* Exercise description
Repeat the records below verbatim and include no pictures.

* Listed records
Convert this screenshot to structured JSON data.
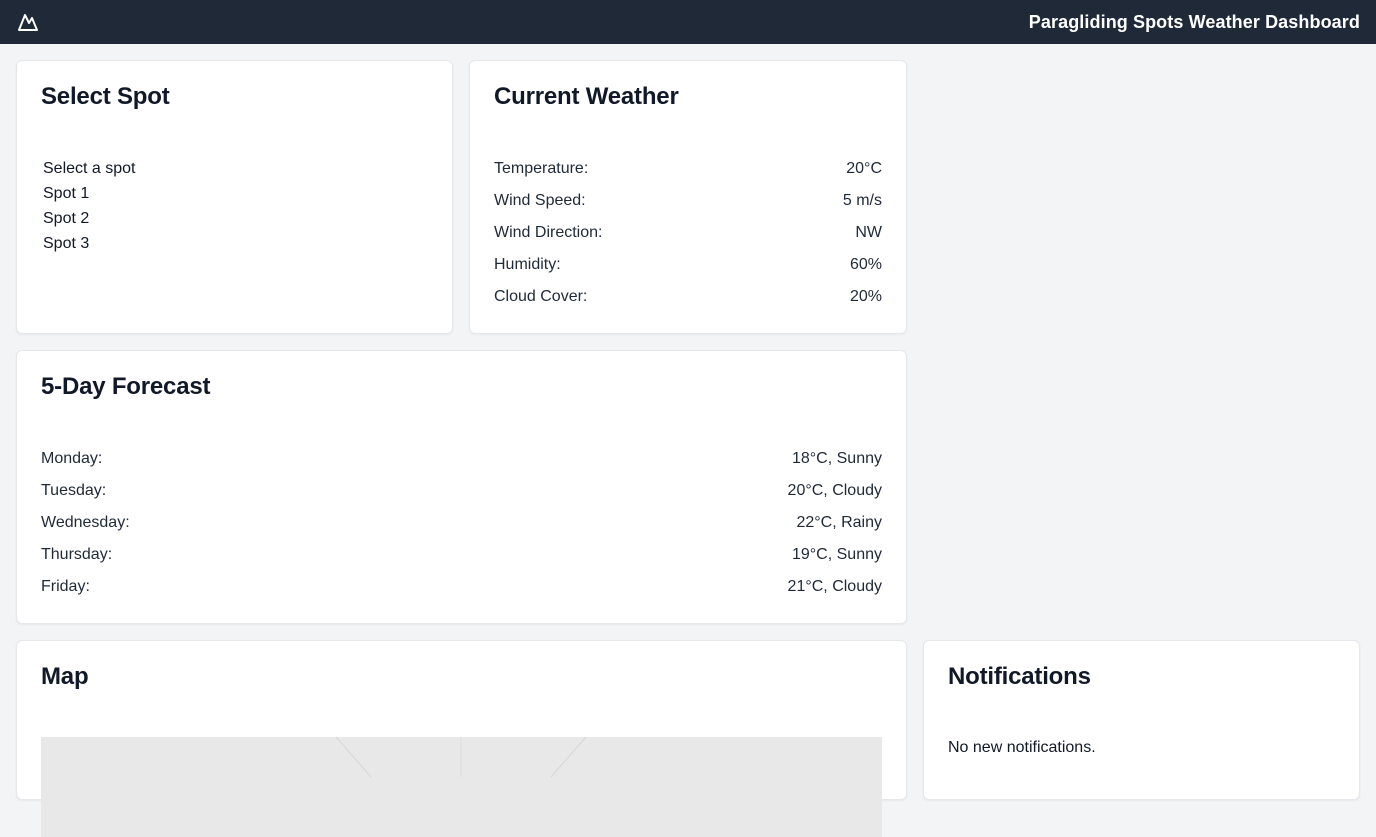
{
  "header": {
    "title": "Paragliding Spots Weather Dashboard",
    "logo_icon": "mountain-icon"
  },
  "select_spot": {
    "title": "Select Spot",
    "options": [
      "Select a spot",
      "Spot 1",
      "Spot 2",
      "Spot 3"
    ]
  },
  "current_weather": {
    "title": "Current Weather",
    "rows": [
      {
        "label": "Temperature:",
        "value": "20°C"
      },
      {
        "label": "Wind Speed:",
        "value": "5 m/s"
      },
      {
        "label": "Wind Direction:",
        "value": "NW"
      },
      {
        "label": "Humidity:",
        "value": "60%"
      },
      {
        "label": "Cloud Cover:",
        "value": "20%"
      }
    ]
  },
  "forecast": {
    "title": "5-Day Forecast",
    "rows": [
      {
        "label": "Monday:",
        "value": "18°C, Sunny"
      },
      {
        "label": "Tuesday:",
        "value": "20°C, Cloudy"
      },
      {
        "label": "Wednesday:",
        "value": "22°C, Rainy"
      },
      {
        "label": "Thursday:",
        "value": "19°C, Sunny"
      },
      {
        "label": "Friday:",
        "value": "21°C, Cloudy"
      }
    ]
  },
  "map": {
    "title": "Map"
  },
  "notifications": {
    "title": "Notifications",
    "message": "No new notifications."
  },
  "colors": {
    "topbar": "#1f2937",
    "background": "#f3f4f6",
    "card": "#ffffff"
  }
}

* Solution to this task
Convert this screenshot to structured JSON data.
{
  "header": {
    "title": "Paragliding Spots Weather Dashboard",
    "logo_icon": "mountain-icon"
  },
  "select_spot": {
    "title": "Select Spot",
    "options": [
      "Select a spot",
      "Spot 1",
      "Spot 2",
      "Spot 3"
    ]
  },
  "current_weather": {
    "title": "Current Weather",
    "rows": [
      {
        "label": "Temperature:",
        "value": "20°C"
      },
      {
        "label": "Wind Speed:",
        "value": "5 m/s"
      },
      {
        "label": "Wind Direction:",
        "value": "NW"
      },
      {
        "label": "Humidity:",
        "value": "60%"
      },
      {
        "label": "Cloud Cover:",
        "value": "20%"
      }
    ]
  },
  "forecast": {
    "title": "5-Day Forecast",
    "rows": [
      {
        "label": "Monday:",
        "value": "18°C, Sunny"
      },
      {
        "label": "Tuesday:",
        "value": "20°C, Cloudy"
      },
      {
        "label": "Wednesday:",
        "value": "22°C, Rainy"
      },
      {
        "label": "Thursday:",
        "value": "19°C, Sunny"
      },
      {
        "label": "Friday:",
        "value": "21°C, Cloudy"
      }
    ]
  },
  "map": {
    "title": "Map"
  },
  "notifications": {
    "title": "Notifications",
    "message": "No new notifications."
  },
  "colors": {
    "topbar": "#1f2937",
    "background": "#f3f4f6",
    "card": "#ffffff"
  }
}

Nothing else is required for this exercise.